‘For people with arthritis, it is all about accessibility and comfort,’ says Michael Kulava, who lives with rheumatoid arthritis himself and will be taking part in New York Fashion Week.

A world-class fashion designer brings attention to the painful ailment at the New York fashion stage.   

Kuvula also struggles with rheumatoid arthritis, but he does not let it affect him or discourage him. The autoimmune disease affects mostly the joints and can be very uncomfortable, something that Kuvula knows all too well.

“I was diagnosed 12 years ago and I didn’t really know what to expect,” the 37-year-old said. “It has been a tough road at times, but you learn to live with and deal with all that it comes with.”

Kuluva also took his love for fashion design and used it not only to raise awareness about arthritis but also to support those suffering from it. 

The simulated Newest Normal event will debut at 8 p.m. on Sept. 16, during New York Fashion Week. On the website of the Virtual Fashion Show, and YouTube.

Kuvula needed to film his show with models and a crew, but during COVID times that was tricky. “I was supposed to get back to the States, but obviously international travel couldn’t happen. We filmed it here in downtown Barrie with local models and very few people in order to follow COVID protocol,” Kuvula said. “It was a very unique event and makes you realize that when you want to accomplish your goals, you can find a way.”

Kuluva has been a part of New York Fashion Week for the last 11 seasons and will be a prominent figure in the 2020 edition. This year’s collection from the designer is titled Tumbler and Tipsy and includes clothes that are arthritis-friendly.

“For people with arthritis, it is all about accessibility and comfort. Buttons are no good, so I’ve altered that a bit with zippers, straps and other easy-to-wear items,” Kuluva said. “We know how to live with the discomfort, but we shouldn’t have to let it stop us from getting out there and wearing what we want.”

This year’s Kuluva series is described as “deliberately sassy” and also contains hand-painted, glow-in-the-dark details thoughtfully positioned to highlight where pain is experienced by people living with arthritis.
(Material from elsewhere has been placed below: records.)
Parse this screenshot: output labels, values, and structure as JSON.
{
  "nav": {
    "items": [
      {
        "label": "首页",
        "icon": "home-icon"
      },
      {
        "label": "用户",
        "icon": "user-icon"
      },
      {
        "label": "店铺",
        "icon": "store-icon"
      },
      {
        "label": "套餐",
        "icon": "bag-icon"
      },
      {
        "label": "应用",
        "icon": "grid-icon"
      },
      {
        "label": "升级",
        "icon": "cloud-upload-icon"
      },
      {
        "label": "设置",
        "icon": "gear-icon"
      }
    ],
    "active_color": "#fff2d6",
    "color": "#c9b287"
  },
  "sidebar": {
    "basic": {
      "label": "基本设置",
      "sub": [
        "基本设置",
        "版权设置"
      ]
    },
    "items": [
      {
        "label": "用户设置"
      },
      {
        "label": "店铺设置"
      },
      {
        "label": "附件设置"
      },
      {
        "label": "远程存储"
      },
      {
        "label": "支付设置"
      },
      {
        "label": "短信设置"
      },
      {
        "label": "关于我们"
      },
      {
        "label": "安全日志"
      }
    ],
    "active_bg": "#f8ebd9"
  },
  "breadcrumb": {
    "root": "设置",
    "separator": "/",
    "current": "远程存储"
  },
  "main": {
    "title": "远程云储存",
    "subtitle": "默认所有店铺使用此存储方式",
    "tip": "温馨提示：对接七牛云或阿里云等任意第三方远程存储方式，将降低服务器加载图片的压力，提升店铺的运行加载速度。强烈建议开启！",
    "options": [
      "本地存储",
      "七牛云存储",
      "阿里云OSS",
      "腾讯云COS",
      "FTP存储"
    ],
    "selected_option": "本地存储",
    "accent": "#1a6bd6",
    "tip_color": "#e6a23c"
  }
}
“It is fun, obviously, but it also highlights the pains that we experience that many don’t know we have. Glowing over the joints and other spots that experience pain is a justa way to bring awareness to arthritis,” said Kuluva.